  1. Clear away and compost the dead stalks of perennials that provided seeds and cover to birds and other wildlife over the winter but may harbour unwanted diseases and bugs.
  2. Prune shrubs and small trees to maintain good form and vigour.
  3. Rake lawns to remove winter debris. This also helps aerate the soil to ensure air gets in to the root zone.
  4. Start turning over your compost pile. The deteriorated organic material at the bottom of the pile can make great mulch to spread over the garden.
  5. Wash summer hummingbird and butterfly feeders thoroughly to avoid the buildup of harmful moulds and bacteria.
  6. Clean out bird boxes to avoid diseases and pests, such as mites, that can harm feathered visitors to your garden.
  7. Take the time now to plan new beds or revitalize existing ones to get ready for planting in a few weeks’ time.

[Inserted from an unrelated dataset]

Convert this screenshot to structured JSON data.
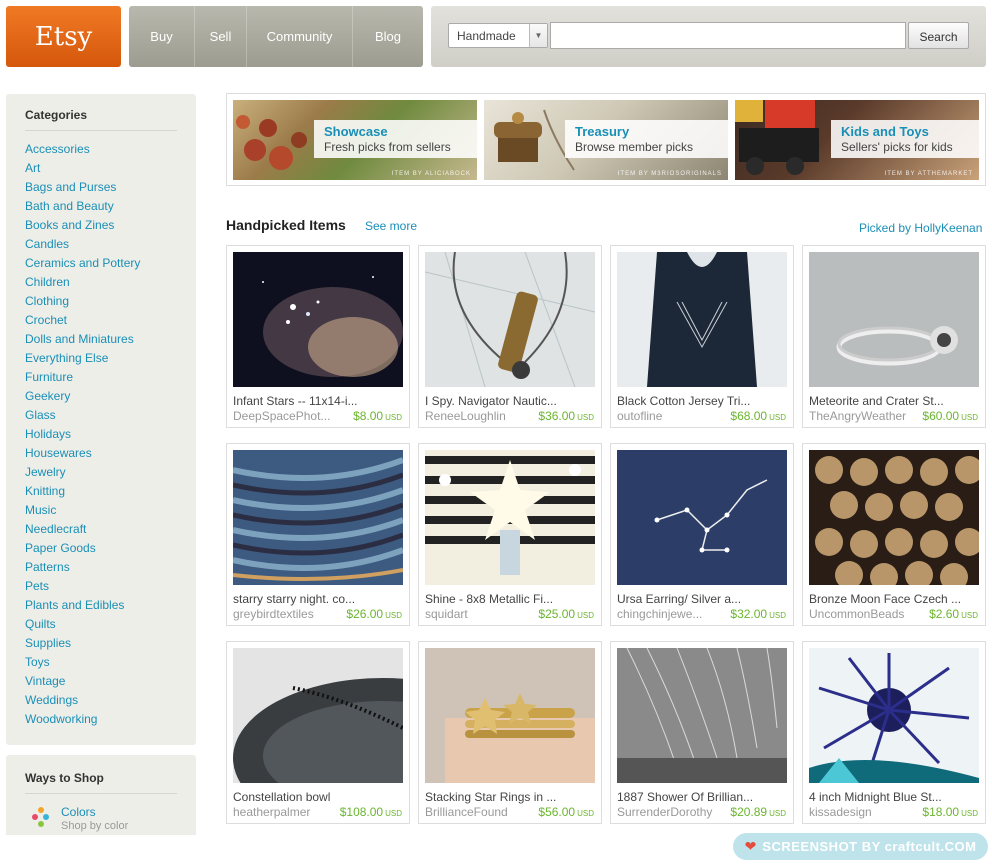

For new or expanded beds, dig areas early and add organic matter (well-rotted compost is great) to improve the soil.
  8. Build a bat or bird box to attract new species to your yard.
  9. Learn about what plants are native to your area and find out how you can restore a couple of species to your garden.
  10. Contact your local gardening or nature club about plants and invasive species that are known to be of concern in your area and avoid buying them. If they already are present, remove them.

Feature story

The future before us

Youth have become an unrelenting force in their mission to use their voices to safeguard biodiversity and the environment. Check out what some of NCC’s young staff are doing. (page 8)

Emily Trendos
Emily Trendos is studying some of Canada’s smallest critters to NCC while completing her PhD. “I’ll be studying the mottled duskywing butterfly, which is an endangered species in Ontario and Manitoba,” she says. “It has very specific habitat requirements, so it’s especially at risk with climate change and other factors.”

Project updates

Our work across the country

Conservation in BC; wetland initiative in NB; critical wildlife habitat in NS; giving back to nature (page 16)

Species profile

Piping plover

This migratory bird’s nesting and wintering areas are under threat and it is now considered endangered in Canada (page 14). Here’s where you can find it in Canada:

Close encounters

Night owls

This barred owl is a large, stocky bird easily identified by its mottled body, dark eyes and yellow beak. See this young barred owl take flight (page 18)